#FliekInAfrikaans, Anthony Mackie, Anthony Russo, Avengers, Avengers: Infinity War, Benedict Cumberbatch, Black Panther, Captain America, Chadwick Boseman, Chris Evans, Chris Hemsworth, Chris Pratt, Christopher Markus, Danai Gurira, Dave Bautista, Don Cheadle, Dr Strange, Elizabeth Olsen, Guardians of the Galaxy, Hulk, Infinity War, Iron Man, Joe Russo, Josh Brolin, Letitia Wright, Mark Ruffalo, Paul Bettany, Robert Downey Jr, Scarlett Johansson, Sebastian Stan, Spider-man, Stephen McFeely, Thor, Tom Holland, Zoe Saldana
Every now and then there is a film that graces our screens that is just unquestionably “high concept”. You know the films I’m talking about: those odd projects that come out of left-field with a central premise that presents an oddly specific set of elements and often requires a certain suspension of disbelief to really get into. These movies often sacrifice character development and interaction to service the central premise of the film. Colossal is largely one of those films. If you thought Jurassic Park had too many dinosaurs and Godzilla wasn’t realistic enough then stop reading here. For everyone else: let’s talk!
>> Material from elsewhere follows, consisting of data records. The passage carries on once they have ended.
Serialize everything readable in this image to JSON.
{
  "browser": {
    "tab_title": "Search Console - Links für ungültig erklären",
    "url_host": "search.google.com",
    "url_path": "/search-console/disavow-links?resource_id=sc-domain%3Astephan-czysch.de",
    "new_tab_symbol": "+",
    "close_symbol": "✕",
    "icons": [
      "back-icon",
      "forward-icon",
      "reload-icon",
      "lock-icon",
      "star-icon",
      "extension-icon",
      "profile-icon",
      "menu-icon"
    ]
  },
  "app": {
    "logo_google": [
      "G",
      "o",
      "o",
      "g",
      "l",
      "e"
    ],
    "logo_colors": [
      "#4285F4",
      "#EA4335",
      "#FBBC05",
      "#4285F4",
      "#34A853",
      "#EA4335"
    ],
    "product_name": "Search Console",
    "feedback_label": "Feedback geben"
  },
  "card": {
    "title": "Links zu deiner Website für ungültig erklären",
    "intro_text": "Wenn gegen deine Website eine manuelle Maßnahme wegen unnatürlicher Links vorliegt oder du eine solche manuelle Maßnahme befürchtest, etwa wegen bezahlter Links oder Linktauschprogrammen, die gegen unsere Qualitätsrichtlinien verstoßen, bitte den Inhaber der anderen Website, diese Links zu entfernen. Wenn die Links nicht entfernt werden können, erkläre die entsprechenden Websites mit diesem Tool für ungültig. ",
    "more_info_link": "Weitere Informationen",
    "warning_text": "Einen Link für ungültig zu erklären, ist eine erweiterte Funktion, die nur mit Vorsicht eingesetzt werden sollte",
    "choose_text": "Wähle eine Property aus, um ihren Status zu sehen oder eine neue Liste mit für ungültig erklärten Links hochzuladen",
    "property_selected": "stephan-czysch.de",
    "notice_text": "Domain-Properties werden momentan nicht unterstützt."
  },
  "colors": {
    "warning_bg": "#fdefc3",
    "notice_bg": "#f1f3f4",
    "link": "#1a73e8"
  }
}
Ready Player One arrives at our shores just in time for Easter, and fittingly it is the quintessential turducken of an Easter feast. It is an Easter egg stuffed with Easter eggs, wrapped in Easter eggs and – to take this metaphor possibly too far, but screw it – covered in rich melted Easter egg sauce.
Imagine the most European thing you can think of. Is it a sentient glass of red wine smoking a cigarette on a balcony overlooking Paris discussing the philosophical theories of Derrida? Because that is what I think of. Whatever your most European image might be though, I am almost certain that nothing could be more European than this film. This is the epitome of Europe in all its academic, cultural and slightly pretentious glory. This is European with a capital E. And you know what, it may also be the most heartfelt and affecting film I have seen in a very long time.
In a story depicted in oil painted animation, a young man comes to the last hometown of painter Vincent van Gogh to deliver the troubled artist’s final letter and ends up investigating his final days there. With computer generated effects and digital 3D sculpting having become the norm for animation in cinema, Loving Vincent – a 2D animated film completely done in oil paintings – is a frontier- and groundbreaking film.
In Three Billboards Outside Ebbing, Missouri a mother (Frances McDormand) personally challenges the local authorities, by putting up three billboards outside of the town of Ebbing, Missouri, to solve her daughter’s murder when they fail to catch the culprit.